Catalina MosnaHospital de la Asociación Médica, Argentina
Title: Fabry disease: A case report
Fabry disease is a lysosomal storage disorder caused by a deficiency of alpha-galactosidase (?-Gal A). It is considered a rare condition due to its low frequency (incidence of approximately 1:117 000 live male births); in Bahía Blanca, Argentina there have been no records of patients affected in the last 20 years.
A 28-year-old man presented to hospital in July 2019 with skin angiokeratomas. He also reported other symptoms such as polyarthralgia and paresthesia in the upper and lower limbs, anhidrosis, exhaustion, and nonspecific digestive symptoms since the age of 9 years. His previous medical consultations were inconclusive. Due to the suspicion of lysosomal storage disease (Fabry disease), diagnostic studies were performed, which revealed deficient levels of ?-Gal A. Further evaluation showed cardiac and renal involvement so systemic enzyme replacement therapy with agalsidase alfa was initiated.

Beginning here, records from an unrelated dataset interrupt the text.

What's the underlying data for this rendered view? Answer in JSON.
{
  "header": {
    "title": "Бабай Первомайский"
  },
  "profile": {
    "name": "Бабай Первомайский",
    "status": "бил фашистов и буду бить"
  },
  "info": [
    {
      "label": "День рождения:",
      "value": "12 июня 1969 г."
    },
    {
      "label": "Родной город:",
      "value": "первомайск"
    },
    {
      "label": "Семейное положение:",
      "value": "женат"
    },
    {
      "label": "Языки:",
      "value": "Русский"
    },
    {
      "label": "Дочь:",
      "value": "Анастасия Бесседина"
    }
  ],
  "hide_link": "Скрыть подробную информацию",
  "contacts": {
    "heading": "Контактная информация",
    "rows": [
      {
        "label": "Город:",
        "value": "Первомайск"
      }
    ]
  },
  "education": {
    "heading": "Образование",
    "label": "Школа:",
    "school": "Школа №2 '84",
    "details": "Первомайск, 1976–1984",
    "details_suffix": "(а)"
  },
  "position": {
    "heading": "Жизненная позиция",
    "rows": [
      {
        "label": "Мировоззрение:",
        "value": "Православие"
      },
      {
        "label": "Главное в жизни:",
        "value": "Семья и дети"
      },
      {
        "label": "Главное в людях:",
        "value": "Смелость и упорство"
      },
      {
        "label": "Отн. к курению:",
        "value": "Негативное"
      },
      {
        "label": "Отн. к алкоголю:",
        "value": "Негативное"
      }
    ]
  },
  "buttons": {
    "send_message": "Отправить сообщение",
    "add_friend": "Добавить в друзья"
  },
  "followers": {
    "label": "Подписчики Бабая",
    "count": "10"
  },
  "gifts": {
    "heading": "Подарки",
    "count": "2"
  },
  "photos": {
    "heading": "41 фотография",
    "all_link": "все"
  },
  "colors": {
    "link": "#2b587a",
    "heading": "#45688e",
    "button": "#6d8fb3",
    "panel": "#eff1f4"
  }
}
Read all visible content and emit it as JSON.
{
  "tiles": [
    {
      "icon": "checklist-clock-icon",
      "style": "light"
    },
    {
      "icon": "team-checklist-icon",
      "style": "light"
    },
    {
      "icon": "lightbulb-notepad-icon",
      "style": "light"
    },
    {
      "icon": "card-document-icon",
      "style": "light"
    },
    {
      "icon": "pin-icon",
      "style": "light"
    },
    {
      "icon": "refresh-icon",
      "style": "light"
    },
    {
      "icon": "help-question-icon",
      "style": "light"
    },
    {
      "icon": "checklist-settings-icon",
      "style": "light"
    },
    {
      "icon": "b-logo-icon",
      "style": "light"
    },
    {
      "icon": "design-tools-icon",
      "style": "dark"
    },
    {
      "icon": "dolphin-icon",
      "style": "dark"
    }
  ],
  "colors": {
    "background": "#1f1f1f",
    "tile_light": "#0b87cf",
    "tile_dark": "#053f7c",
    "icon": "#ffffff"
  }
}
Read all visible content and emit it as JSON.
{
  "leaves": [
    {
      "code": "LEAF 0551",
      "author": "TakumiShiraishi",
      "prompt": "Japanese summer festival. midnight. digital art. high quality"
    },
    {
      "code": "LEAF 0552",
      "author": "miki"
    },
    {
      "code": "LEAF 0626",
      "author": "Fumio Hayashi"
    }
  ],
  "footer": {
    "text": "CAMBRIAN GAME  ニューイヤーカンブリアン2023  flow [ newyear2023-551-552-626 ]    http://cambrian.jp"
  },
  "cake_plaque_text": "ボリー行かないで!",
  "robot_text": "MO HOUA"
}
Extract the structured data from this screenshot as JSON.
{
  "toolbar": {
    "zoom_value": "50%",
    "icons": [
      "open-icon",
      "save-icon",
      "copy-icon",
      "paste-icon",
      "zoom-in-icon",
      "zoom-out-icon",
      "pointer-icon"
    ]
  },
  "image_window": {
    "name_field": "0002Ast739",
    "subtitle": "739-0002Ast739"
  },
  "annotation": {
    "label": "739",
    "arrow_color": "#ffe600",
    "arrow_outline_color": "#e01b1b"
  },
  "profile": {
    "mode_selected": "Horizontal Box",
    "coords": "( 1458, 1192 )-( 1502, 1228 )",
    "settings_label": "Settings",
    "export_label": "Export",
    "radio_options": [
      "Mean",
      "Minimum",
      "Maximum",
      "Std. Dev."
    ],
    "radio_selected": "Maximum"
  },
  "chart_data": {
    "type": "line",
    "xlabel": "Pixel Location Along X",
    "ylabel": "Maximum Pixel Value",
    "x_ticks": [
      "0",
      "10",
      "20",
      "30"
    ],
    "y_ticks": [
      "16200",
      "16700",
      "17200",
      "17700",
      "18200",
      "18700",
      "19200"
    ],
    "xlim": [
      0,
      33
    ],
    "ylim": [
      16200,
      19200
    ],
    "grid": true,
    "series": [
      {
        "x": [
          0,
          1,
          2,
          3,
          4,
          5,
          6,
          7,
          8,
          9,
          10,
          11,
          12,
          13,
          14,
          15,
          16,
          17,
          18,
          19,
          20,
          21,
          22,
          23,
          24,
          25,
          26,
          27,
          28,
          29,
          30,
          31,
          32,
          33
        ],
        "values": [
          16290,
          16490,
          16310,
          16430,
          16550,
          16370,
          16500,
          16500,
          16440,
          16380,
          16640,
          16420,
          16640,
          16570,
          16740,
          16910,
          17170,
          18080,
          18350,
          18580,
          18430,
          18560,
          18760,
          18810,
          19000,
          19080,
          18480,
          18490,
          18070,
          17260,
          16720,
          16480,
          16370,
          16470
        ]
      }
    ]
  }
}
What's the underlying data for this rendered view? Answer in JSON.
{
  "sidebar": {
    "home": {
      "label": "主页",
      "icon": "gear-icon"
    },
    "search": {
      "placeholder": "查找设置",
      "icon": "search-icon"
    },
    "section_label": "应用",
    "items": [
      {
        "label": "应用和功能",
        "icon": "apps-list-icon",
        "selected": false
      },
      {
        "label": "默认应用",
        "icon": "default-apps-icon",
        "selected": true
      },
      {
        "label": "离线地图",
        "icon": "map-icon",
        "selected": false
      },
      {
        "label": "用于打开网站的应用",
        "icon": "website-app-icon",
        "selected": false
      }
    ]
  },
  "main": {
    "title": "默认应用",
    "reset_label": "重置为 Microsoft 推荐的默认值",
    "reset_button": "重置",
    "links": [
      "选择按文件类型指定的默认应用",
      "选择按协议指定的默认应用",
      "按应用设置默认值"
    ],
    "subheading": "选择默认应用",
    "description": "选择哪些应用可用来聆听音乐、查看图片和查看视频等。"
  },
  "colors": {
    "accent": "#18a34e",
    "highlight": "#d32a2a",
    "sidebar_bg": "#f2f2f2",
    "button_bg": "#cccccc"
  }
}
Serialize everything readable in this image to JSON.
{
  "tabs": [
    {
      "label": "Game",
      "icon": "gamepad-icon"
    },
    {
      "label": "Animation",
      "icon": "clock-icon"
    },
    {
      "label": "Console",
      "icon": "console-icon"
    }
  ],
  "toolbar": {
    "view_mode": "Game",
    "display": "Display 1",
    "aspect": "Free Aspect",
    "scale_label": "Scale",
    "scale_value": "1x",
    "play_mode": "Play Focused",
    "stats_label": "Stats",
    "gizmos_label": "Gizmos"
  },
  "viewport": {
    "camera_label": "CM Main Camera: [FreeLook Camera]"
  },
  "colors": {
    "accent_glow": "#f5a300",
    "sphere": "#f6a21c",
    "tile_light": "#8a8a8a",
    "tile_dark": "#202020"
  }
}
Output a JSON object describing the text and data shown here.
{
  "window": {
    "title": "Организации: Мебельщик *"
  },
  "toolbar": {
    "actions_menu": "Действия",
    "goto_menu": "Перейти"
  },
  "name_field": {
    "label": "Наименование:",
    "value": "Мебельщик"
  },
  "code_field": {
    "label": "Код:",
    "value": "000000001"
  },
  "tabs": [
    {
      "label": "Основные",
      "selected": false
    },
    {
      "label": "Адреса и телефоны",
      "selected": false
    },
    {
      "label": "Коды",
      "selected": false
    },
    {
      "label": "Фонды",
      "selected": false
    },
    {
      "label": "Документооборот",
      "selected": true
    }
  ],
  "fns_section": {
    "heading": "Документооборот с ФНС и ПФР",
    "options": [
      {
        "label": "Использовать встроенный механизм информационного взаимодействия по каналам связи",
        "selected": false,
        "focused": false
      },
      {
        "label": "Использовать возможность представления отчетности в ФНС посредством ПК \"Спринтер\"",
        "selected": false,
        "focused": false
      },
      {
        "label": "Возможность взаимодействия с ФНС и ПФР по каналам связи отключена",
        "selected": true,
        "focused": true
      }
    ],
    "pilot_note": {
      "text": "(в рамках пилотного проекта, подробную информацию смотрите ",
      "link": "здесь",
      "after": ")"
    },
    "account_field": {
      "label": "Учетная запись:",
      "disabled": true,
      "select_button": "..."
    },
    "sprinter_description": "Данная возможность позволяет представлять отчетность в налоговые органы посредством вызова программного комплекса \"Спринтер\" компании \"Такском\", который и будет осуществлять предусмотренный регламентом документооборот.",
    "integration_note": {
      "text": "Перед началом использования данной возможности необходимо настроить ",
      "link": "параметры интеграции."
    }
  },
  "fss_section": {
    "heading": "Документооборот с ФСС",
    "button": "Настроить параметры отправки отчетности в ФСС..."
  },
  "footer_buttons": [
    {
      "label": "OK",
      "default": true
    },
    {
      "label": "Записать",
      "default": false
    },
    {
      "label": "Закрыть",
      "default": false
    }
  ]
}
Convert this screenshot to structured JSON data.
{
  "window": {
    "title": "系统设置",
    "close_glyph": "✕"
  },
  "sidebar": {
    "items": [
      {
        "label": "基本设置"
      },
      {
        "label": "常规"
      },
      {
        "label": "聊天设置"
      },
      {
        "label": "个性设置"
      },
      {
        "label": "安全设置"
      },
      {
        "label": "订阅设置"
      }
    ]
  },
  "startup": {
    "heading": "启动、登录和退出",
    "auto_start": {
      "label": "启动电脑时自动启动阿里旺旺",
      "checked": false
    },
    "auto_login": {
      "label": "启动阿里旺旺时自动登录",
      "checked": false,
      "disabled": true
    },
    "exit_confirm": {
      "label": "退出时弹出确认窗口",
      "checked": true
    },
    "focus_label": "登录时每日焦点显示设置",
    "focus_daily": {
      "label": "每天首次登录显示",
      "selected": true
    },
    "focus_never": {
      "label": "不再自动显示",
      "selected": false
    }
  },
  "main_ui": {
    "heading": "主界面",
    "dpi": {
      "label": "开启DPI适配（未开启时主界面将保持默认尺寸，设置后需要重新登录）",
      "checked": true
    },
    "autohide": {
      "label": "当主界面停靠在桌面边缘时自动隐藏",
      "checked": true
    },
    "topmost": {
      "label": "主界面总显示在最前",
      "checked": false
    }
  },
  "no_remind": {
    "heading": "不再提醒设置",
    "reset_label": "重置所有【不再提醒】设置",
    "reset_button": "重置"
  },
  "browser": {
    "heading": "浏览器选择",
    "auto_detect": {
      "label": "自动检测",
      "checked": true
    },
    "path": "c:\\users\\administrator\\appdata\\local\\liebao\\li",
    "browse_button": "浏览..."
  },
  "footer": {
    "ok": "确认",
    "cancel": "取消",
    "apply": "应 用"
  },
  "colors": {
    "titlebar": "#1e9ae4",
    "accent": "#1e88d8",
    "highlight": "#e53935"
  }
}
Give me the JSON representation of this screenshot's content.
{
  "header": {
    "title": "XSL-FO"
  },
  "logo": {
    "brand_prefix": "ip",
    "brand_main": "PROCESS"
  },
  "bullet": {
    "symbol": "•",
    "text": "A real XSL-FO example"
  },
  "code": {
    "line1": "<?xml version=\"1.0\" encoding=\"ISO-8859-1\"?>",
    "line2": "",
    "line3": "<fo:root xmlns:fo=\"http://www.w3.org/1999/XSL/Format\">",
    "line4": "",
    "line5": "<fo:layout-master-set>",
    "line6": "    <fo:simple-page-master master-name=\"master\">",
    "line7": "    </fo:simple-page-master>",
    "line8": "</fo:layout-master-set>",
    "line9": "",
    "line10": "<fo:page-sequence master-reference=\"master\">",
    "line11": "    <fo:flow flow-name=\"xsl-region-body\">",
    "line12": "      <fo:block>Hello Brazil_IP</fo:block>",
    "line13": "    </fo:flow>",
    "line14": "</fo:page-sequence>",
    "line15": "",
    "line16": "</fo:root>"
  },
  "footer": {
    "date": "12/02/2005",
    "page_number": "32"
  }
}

Fabry disease is an X-linked lysosomal storage disorder caused by a deficiency of ?-Gal A leading to an accumulation of glycosphingolipids in the lysosomes of the cells of different organs (such as the skin, heart, or kidneys). The classic phenotype is associated with early onset of symptoms (during childhood or adolescence), followed by a progressive multiorgan failure. Clinical manifestations include neuropathic pain and episodic severe pain crises, hypohidrosis, skin abnormalities (angiokeratomas), gastrointestinal disturbances, and a characteristic asymptomatic corneal opacity. Kidney injury findings are generally albuminuria and glomerulosclerosis. In male patients, the ?-Gal A activity testing is a standard diagnostic tool; however, confirmation of the disease-causing GLA gene mutation is important to establish the phenotype of the disease and rule out benign polymorphisms. It also allows the testing of at-risk family members. The management of Fabry disease includes enzyme replacement therapy by intravenous infusion; it is available in the form of agalsidase alfa and agalsidase beta. Adjunctive therapies aimed to treat symptoms of tissue injury and its progression are also important. The assessment of patients with Fabry disease should involve a multidisciplinary care team to assist in the management of organ-specific complications.
Catalina Mosna is a specialist in Internal Medicine and is doing a second specialization in nephrology, in Bahia Blanca, Argentina. She is working in two Dialysis Centers and a Public Hospital in her town and is the referring doctor of a family with Fabry’s Disease (the first patients diagnosed in Bahía Blanca).